Mr. Trump has repeatedly condemned the deal brokered by President Barack Obama as a dangerous capitulation to Iran, but six months into his presidency he has not abandoned it. The decision on Monday was the second time his administration certified Iran’s compliance, and aides said a frustrated Mr. Trump had told his security team that he would not keep doing so indefinitely.
Administration officials announced the certification on Monday evening while emphasizing that they intended to toughen enforcement of the deal, apply new sanctions on Iran for its support of terrorism and other destabilizing activities, and negotiate with European partners to craft a broader strategy to increase pressure on Tehran. Aides said Mr. Trump had insisted on such actions before agreeing to the consensus recommendation of his national security team.
“The president has made very clear that he thought this was a bad deal — a bad deal for the United States,” Sean Spicer, the White House press secretary, told reporters at a briefing on Monday before the decision was made.
By law, the administration is required to notify Congress every 90 days whether Iran is living up to the deal, which limited its nuclear program in exchange for the lifting of many international sanctions. With the latest deadline approaching on Monday, the issue set off a sharp debate between the president and his own team, starting last week, aides said.
At an hourlong meeting last Wednesday, all of the president’s major security advisers recommended he preserve the Iran deal for now. Among those who spoke out were Secretary of State Rex W. Tillerson; Defense Secretary Jim Mattis; Lt. Gen. H. R. McMaster, the national security adviser; and Gen. Joseph F. Dunford Jr., the chairman of the Joint Chiefs of Staff, according to an official who described internal discussions on the condition of anonymity. The official said Mr. Trump had spent 55 minutes of the meeting telling them he did not want to.
Mr. Trump did not want to certify Iran’s compliance the first time around either, but was talked into it on the condition that his team come back with a new strategy to confront Tehran, the official said. Last week, advisers told the president they needed more time to work with allies and Congress. Mr. Trump responded that before he would go along, they had to meet certain conditions, said the official, who would not outline what the conditions were.

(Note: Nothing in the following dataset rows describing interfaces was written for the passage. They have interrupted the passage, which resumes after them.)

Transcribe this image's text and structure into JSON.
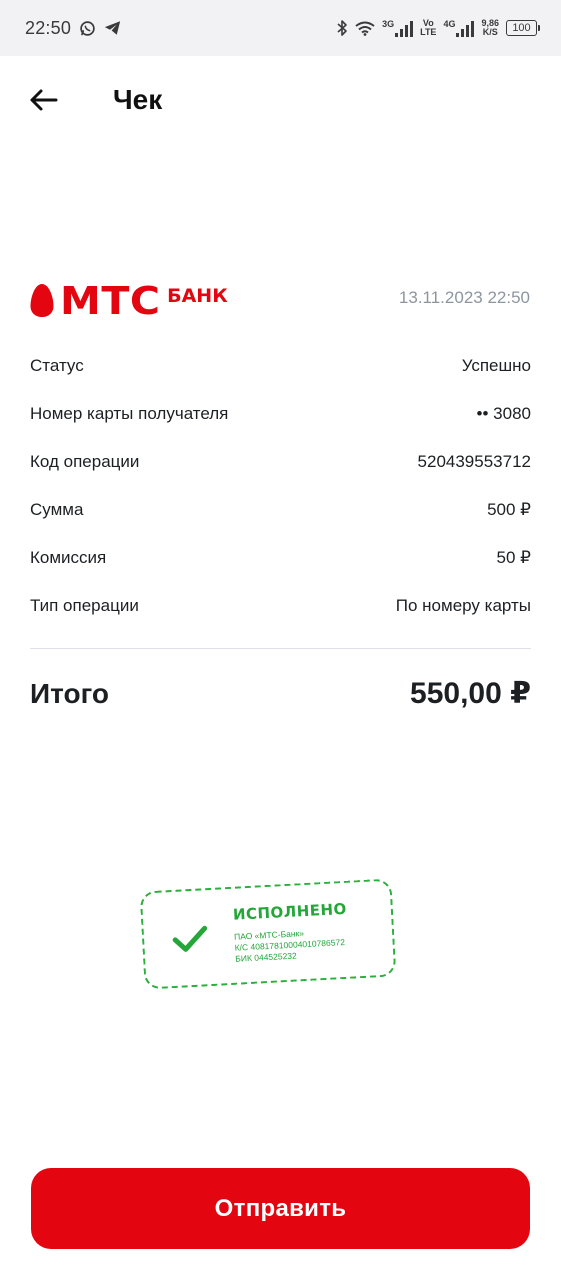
{
  "status_bar": {
    "time": "22:50",
    "network_3g": "3G",
    "volte_top": "Vo",
    "volte_bottom": "LTE",
    "network_4g": "4G",
    "speed_value": "9,86",
    "speed_unit": "K/S",
    "battery": "100",
    "icons": [
      "whatsapp-icon",
      "telegram-icon",
      "bluetooth-icon",
      "wifi-icon",
      "signal-icon",
      "battery-icon"
    ]
  },
  "header": {
    "title": "Чек",
    "back_icon": "arrow-left-icon"
  },
  "receipt": {
    "brand_primary": "МТС",
    "brand_secondary": "БАНК",
    "date": "13.11.2023 22:50",
    "rows": [
      {
        "label": "Статус",
        "value": "Успешно"
      },
      {
        "label": "Номер карты получателя",
        "value": "•• 3080"
      },
      {
        "label": "Код операции",
        "value": "520439553712"
      },
      {
        "label": "Сумма",
        "value": "500 ₽"
      },
      {
        "label": "Комиссия",
        "value": "50 ₽"
      },
      {
        "label": "Тип операции",
        "value": "По номеру карты"
      }
    ],
    "total_label": "Итого",
    "total_value": "550,00 ₽"
  },
  "stamp": {
    "title": "ИСПОЛНЕНО",
    "line1": "ПАО «МТС-Банк»",
    "line2": "К/С 40817810004010786572",
    "line3": "БИК 044525232"
  },
  "actions": {
    "send_label": "Отправить"
  },
  "colors": {
    "brand_red": "#e30611",
    "stamp_green": "#24a639",
    "muted_text": "#8d969f",
    "status_bar_bg": "#f2f2f4"
  }
}
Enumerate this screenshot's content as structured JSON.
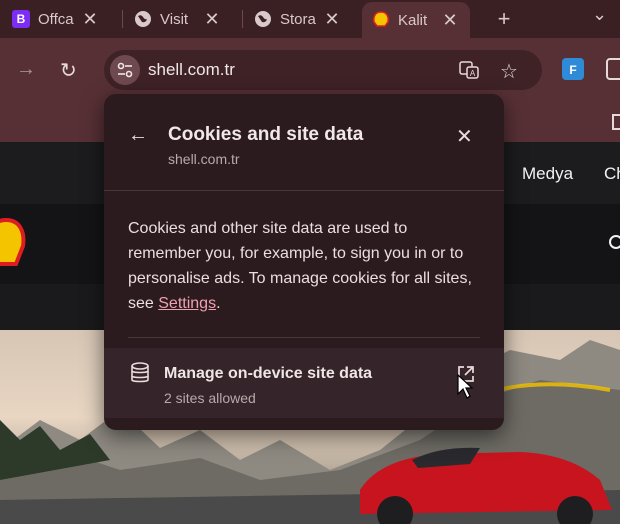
{
  "tabs": [
    {
      "title": "Offca",
      "favicon_letter": "B",
      "favicon_color": "#7b2cf5"
    },
    {
      "title": "Visit",
      "favicon": "globe-icon"
    },
    {
      "title": "Stora",
      "favicon": "globe-icon"
    },
    {
      "title": "Kalit",
      "favicon": "shell-logo-icon",
      "active": true
    }
  ],
  "toolbar": {
    "url": "shell.com.tr"
  },
  "page": {
    "nav_items": [
      "Medya",
      "Ch"
    ]
  },
  "popup": {
    "title": "Cookies and site data",
    "subtitle": "shell.com.tr",
    "description_before": "Cookies and other site data are used to remember you, for example, to sign you in or to personalise ads. To manage cookies for all sites, see ",
    "settings_link": "Settings",
    "description_after": ".",
    "manage_row": {
      "label": "Manage on-device site data",
      "sublabel": "2 sites allowed"
    }
  },
  "colors": {
    "accent_link": "#f0a0b0",
    "popup_bg": "#2b1b1e",
    "toolbar_bg": "#573035"
  }
}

While Mr. Trump headed to Paris and then spent the weekend in New Jersey, his team developed a strategy that it hoped would satisfy him and planned to notify Congress and make the case publicly on Monday. But even as allies were quietly being informed, Mr. Trump balked when he heard the plan at his morning security briefing, the official said. The argument continued during a separate meeting with Mr. Tillerson as Mr. Trump pressed for more action, the official said. Continue reading.